• INSTRUCTIONS TO FOLLOW
Please repeat each line of the data exactly, with nothing left out.

-- -- --

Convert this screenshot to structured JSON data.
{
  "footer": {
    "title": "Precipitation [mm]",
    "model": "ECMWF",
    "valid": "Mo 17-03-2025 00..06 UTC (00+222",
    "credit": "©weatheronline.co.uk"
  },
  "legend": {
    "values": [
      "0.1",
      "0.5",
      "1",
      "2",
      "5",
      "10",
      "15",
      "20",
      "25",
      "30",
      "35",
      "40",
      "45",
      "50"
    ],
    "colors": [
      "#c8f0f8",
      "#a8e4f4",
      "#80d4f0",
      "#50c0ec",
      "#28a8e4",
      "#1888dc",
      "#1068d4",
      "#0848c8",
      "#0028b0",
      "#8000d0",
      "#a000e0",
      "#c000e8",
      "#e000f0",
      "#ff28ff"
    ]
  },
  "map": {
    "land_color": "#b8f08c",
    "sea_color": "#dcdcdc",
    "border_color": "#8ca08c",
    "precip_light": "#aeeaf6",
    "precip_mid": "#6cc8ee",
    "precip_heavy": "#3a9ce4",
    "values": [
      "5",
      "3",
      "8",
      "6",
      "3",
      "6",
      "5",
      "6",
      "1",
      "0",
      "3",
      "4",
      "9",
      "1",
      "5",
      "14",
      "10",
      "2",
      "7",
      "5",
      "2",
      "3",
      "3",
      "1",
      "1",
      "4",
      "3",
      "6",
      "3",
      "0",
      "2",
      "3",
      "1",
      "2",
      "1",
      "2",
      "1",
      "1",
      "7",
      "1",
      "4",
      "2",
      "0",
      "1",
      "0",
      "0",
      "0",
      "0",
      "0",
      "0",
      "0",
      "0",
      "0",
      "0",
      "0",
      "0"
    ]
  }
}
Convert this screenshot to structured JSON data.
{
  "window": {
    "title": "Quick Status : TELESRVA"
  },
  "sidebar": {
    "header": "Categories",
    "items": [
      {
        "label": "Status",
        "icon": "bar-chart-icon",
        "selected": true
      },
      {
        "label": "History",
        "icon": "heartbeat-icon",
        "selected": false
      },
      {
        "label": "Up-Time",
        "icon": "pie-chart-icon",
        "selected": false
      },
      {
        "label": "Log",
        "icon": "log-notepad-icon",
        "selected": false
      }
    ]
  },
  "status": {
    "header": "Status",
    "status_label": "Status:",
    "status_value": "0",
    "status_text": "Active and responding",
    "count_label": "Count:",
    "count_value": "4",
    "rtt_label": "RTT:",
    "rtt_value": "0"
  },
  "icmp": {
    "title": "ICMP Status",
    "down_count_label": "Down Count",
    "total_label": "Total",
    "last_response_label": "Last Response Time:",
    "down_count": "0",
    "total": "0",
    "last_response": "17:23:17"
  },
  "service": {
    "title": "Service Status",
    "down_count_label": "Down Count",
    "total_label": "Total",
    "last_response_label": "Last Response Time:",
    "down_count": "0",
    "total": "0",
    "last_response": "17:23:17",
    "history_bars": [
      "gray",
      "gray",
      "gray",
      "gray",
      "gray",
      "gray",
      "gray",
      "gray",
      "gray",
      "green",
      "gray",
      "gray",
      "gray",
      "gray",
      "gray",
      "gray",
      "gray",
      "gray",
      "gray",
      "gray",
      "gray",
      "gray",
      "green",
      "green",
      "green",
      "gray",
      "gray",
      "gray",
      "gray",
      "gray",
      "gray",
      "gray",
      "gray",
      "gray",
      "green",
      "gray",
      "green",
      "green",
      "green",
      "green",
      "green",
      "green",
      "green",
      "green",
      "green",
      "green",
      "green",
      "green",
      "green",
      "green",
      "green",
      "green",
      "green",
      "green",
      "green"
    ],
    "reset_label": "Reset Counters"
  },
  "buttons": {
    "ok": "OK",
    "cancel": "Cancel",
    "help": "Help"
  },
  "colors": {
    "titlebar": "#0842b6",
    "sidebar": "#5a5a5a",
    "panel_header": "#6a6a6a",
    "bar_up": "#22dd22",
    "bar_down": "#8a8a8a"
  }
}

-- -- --

• TASK OUTPUT
Convert this screenshot to structured JSON data.
{
  "footer": {
    "title": "Precipitation [mm]",
    "model": "ECMWF",
    "valid": "Mo 17-03-2025 00..06 UTC (00+222",
    "credit": "©weatheronline.co.uk"
  },
  "legend": {
    "values": [
      "0.1",
      "0.5",
      "1",
      "2",
      "5",
      "10",
      "15",
      "20",
      "25",
      "30",
      "35",
      "40",
      "45",
      "50"
    ],
    "colors": [
      "#c8f0f8",
      "#a8e4f4",
      "#80d4f0",
      "#50c0ec",
      "#28a8e4",
      "#1888dc",
      "#1068d4",
      "#0848c8",
      "#0028b0",
      "#8000d0",
      "#a000e0",
      "#c000e8",
      "#e000f0",
      "#ff28ff"
    ]
  },
  "map": {
    "land_color": "#b8f08c",
    "sea_color": "#dcdcdc",
    "border_color": "#8ca08c",
    "precip_light": "#aeeaf6",
    "precip_mid": "#6cc8ee",
    "precip_heavy": "#3a9ce4",
    "values": [
      "5",
      "3",
      "8",
      "6",
      "3",
      "6",
      "5",
      "6",
      "1",
      "0",
      "3",
      "4",
      "9",
      "1",
      "5",
      "14",
      "10",
      "2",
      "7",
      "5",
      "2",
      "3",
      "3",
      "1",
      "1",
      "4",
      "3",
      "6",
      "3",
      "0",
      "2",
      "3",
      "1",
      "2",
      "1",
      "2",
      "1",
      "1",
      "7",
      "1",
      "4",
      "2",
      "0",
      "1",
      "0",
      "0",
      "0",
      "0",
      "0",
      "0",
      "0",
      "0",
      "0",
      "0",
      "0",
      "0"
    ]
  }
}
Convert this screenshot to structured JSON data.
{
  "window": {
    "title": "Quick Status : TELESRVA"
  },
  "sidebar": {
    "header": "Categories",
    "items": [
      {
        "label": "Status",
        "icon": "bar-chart-icon",
        "selected": true
      },
      {
        "label": "History",
        "icon": "heartbeat-icon",
        "selected": false
      },
      {
        "label": "Up-Time",
        "icon": "pie-chart-icon",
        "selected": false
      },
      {
        "label": "Log",
        "icon": "log-notepad-icon",
        "selected": false
      }
    ]
  },
  "status": {
    "header": "Status",
    "status_label": "Status:",
    "status_value": "0",
    "status_text": "Active and responding",
    "count_label": "Count:",
    "count_value": "4",
    "rtt_label": "RTT:",
    "rtt_value": "0"
  },
  "icmp": {
    "title": "ICMP Status",
    "down_count_label": "Down Count",
    "total_label": "Total",
    "last_response_label": "Last Response Time:",
    "down_count": "0",
    "total": "0",
    "last_response": "17:23:17"
  },
  "service": {
    "title": "Service Status",
    "down_count_label": "Down Count",
    "total_label": "Total",
    "last_response_label": "Last Response Time:",
    "down_count": "0",
    "total": "0",
    "last_response": "17:23:17",
    "history_bars": [
      "gray",
      "gray",
      "gray",
      "gray",
      "gray",
      "gray",
      "gray",
      "gray",
      "gray",
      "green",
      "gray",
      "gray",
      "gray",
      "gray",
      "gray",
      "gray",
      "gray",
      "gray",
      "gray",
      "gray",
      "gray",
      "gray",
      "green",
      "green",
      "green",
      "gray",
      "gray",
      "gray",
      "gray",
      "gray",
      "gray",
      "gray",
      "gray",
      "gray",
      "green",
      "gray",
      "green",
      "green",
      "green",
      "green",
      "green",
      "green",
      "green",
      "green",
      "green",
      "green",
      "green",
      "green",
      "green",
      "green",
      "green",
      "green",
      "green",
      "green",
      "green"
    ],
    "reset_label": "Reset Counters"
  },
  "buttons": {
    "ok": "OK",
    "cancel": "Cancel",
    "help": "Help"
  },
  "colors": {
    "titlebar": "#0842b6",
    "sidebar": "#5a5a5a",
    "panel_header": "#6a6a6a",
    "bar_up": "#22dd22",
    "bar_down": "#8a8a8a"
  }
}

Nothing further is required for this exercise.